While many challenging calls, including cardiac arrests, auto accidents with entrapment, and other intense emergencies occurred throughout the year 2000, two potentially serious incidents tested TVAC's organizational strengths and abilities. One occasion was on October 6, 2000 when two groups with very different views on matters held opposing rallies across from one another at Cedar Lane and Teaneck Road. While both groups proved to be law-abiding, the amount of commitment felt by many members of both groups, plus the always heavy foot and vehicular traffic at that intersection, caused concerns with how best to provide emergency medical service in the area of the demonstrations which would quickly help anyone who became ill or injured, without adding to the charged emotional atmosphere. TVAC staffed three ambulances with large crews, and activated its own dispatch desk. It was planned that any response in the area would be "low profile", with no use of emergency lights or sounding devices, and where possible, approach would be made from side streets. Crews were selected to minimize aggravating participants of either group by presenting a neutral appearance. When two children were struck by a car near the rally, the call was handled with a minimum of fuss, and the fortunately lightly injured youths were safely transported to the hospital.
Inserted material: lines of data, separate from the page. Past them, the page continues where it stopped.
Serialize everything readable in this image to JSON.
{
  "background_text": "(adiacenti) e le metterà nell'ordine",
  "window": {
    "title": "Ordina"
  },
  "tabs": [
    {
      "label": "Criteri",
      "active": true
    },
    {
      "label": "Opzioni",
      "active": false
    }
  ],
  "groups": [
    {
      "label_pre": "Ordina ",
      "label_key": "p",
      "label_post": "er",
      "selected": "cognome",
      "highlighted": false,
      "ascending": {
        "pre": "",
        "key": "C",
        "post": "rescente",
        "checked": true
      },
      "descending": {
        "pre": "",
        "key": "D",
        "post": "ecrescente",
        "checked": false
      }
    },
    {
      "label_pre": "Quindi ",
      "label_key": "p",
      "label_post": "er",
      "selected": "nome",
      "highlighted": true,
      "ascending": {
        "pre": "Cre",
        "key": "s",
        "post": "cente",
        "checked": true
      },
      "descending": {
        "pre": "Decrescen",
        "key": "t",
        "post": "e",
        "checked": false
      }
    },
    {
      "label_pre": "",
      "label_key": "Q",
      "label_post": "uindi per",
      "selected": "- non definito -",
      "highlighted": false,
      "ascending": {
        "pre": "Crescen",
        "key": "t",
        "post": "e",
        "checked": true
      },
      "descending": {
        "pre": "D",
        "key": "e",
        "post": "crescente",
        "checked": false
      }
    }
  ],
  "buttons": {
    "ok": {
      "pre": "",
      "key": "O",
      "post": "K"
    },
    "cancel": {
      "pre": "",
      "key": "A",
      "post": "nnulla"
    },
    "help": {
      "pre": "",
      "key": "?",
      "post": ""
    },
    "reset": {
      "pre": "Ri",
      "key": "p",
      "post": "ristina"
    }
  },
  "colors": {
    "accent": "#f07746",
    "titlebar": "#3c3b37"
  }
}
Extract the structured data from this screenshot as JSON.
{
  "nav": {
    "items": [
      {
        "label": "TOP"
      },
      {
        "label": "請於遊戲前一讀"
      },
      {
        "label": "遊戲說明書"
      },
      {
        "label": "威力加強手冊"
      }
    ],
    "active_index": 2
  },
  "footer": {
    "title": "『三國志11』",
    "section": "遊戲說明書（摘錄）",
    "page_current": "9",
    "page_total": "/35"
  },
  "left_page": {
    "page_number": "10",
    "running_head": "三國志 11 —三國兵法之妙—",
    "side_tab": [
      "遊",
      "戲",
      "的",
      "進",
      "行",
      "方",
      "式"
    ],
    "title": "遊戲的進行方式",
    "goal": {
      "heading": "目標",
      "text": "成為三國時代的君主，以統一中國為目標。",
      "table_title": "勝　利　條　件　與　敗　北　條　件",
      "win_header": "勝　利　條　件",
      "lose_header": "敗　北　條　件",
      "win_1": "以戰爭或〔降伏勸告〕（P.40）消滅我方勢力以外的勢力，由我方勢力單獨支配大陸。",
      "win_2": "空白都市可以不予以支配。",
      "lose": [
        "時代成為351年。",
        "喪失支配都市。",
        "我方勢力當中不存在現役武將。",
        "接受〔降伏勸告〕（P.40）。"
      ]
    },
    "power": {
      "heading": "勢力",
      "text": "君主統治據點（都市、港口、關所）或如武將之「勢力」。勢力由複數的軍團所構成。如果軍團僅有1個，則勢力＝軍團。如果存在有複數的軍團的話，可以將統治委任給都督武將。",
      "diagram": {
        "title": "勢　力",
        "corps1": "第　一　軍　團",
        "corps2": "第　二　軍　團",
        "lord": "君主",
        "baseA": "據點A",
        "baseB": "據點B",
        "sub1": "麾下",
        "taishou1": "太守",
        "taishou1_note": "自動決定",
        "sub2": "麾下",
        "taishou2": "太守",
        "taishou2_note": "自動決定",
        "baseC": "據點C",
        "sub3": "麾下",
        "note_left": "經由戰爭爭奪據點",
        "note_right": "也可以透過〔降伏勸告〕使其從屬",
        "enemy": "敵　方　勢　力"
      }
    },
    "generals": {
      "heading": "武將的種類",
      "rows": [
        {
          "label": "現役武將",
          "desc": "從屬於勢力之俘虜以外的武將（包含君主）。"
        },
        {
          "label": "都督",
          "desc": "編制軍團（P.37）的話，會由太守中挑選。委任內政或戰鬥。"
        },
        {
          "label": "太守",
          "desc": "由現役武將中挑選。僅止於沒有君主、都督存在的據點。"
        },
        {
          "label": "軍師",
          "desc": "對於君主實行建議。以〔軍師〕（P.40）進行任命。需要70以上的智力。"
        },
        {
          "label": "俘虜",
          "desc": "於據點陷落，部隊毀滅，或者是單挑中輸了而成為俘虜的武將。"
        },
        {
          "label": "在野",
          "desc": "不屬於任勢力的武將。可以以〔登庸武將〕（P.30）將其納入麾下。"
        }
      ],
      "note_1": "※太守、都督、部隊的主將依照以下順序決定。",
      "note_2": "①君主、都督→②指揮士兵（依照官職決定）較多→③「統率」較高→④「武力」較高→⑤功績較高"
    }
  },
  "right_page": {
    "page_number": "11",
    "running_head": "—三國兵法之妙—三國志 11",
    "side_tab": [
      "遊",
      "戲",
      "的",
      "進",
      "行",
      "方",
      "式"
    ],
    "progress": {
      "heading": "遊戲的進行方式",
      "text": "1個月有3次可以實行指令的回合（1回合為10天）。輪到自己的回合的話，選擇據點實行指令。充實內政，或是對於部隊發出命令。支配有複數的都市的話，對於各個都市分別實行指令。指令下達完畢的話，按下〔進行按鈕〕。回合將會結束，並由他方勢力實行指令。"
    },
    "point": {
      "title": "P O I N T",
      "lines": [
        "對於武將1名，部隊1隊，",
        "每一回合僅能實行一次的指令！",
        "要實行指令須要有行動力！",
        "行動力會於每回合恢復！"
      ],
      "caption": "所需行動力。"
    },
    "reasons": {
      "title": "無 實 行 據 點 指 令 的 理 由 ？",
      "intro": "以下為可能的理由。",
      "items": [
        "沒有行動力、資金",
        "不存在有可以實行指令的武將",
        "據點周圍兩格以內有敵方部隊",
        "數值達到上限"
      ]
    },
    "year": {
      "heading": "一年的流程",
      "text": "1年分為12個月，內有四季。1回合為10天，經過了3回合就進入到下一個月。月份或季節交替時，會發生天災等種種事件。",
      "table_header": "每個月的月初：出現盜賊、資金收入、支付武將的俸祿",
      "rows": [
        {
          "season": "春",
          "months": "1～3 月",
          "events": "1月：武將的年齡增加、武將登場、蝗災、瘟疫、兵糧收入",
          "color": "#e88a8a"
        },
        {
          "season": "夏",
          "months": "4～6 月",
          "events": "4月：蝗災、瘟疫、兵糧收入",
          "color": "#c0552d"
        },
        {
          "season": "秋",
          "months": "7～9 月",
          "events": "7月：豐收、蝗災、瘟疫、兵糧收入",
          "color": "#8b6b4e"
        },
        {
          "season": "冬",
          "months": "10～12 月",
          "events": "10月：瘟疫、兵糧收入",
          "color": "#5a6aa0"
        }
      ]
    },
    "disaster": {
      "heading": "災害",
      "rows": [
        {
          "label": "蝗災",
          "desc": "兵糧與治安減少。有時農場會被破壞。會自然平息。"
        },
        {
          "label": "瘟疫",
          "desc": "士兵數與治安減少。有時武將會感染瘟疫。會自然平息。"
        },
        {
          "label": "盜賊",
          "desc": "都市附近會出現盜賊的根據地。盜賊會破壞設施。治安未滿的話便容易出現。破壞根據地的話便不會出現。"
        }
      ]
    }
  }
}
The second challenging occurrence was the major snowstorm of December 30, 2000. Snowstorms place stress on an EMS agency, both by increasing the amount of calls, and by making each call more difficult and time consuming. TVAC routinely triple staffs for significant snow events, with larger crews on each ambulance.
Ambulances carry containers of mixed salt and sand, and snow shovels are added to clear a safe path for carrying a patient. TVAC adds a dispatcher to its own radio desk, to minimize added workload on the always-busy police dispatchers. As noted above, this dispatcher coordinates ambulance responses with DPW to ensure safe approach to and exit from the scene of each call. Non-emergency transportation, normally available to Teaneck residents between 7 and 11 P.M., is suspended to keep all units available for the heart attacks, asthma cases, falls and auto accidents typical of snowstorms. These procedures were activated, and TVAC was able to provide help to 26 patients with only slightly-lengthened response times during the time or the snow emergency, and without having to resort to outside aid. Teaneck residents could help the provision of EMS during snowstorms by looking in on elderly or chronically-ill neighbors to make sure that they have heat, that their address numbers are clearly visible, and that a path from the street to the front door is kept clear of snow and ice. People should think ahead when bad weather or other disruptive events are forecasted. People who are dependent on medication should assure a sufficient supply is on hand before the storm arrives. People who are unable to clear their front steps and a path to the street should make arrangements to have it done. Everyone should have a working flashlight so that they can avoid household accidents during power outages.